Microsoft also said that 183,000 education organisations, each of which can include multiple schools, in 175 countries were now using its Teams for Education, although it did not give a previous baseline. Overall minutes spent in meetings by all Teams users hit 2.7 billion on the 31st of March Microsoft said, triple the 900 million minutes on March 19.
With billions of people around the world under lockdown orders to slow the spread of the coronavirus, remote work and learning tools have experienced rapid growth.
For example, at end-to-end encryption messaging service Wickr, which offers fully encrypted video calls with as many as 50 participants, business sales have more than doubled each week for a month, said CEO Joel Wallenstrom.
Wickr typically serves executives or security teams within a large company who want its encryption to discuss financial or government secrets, rather than displacing Teams, Zoom or Slack.
“We had a customer that had 150 core users,” Wallenstrom said. “But when there wasn’t a lot they could do out of the office, so they went to 80,000 in two weeks.”
Slack said last month that simultaneously connected users increased to 12.5 million on the 25th of March from 10 million on the 10th of March. Zoom’s daily meeting participants ballooned to more than 200 million in the month of March from a previous maximum total of 10 million. Neither figure is directly comparable with each other or Microsoft’s figures.
But Zoom’s speedy rise has drawn a global backlash over security and privacy concerns, with the likes of SpaceX and others telling employees not to use the platform. Google, this week banned the use of the desktop app by employees and a California school district suspending Zoom use after an intruder exposed himself and shouted racial slurs during a video meeting of high school students.
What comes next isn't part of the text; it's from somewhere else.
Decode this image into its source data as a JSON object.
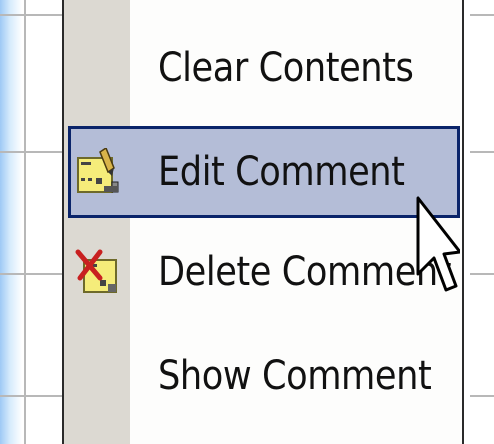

Via our content partners at Reuters. Reporting by Stephen Nellis and Joseph Menn in San Francisco. Editing by Peter Cooney.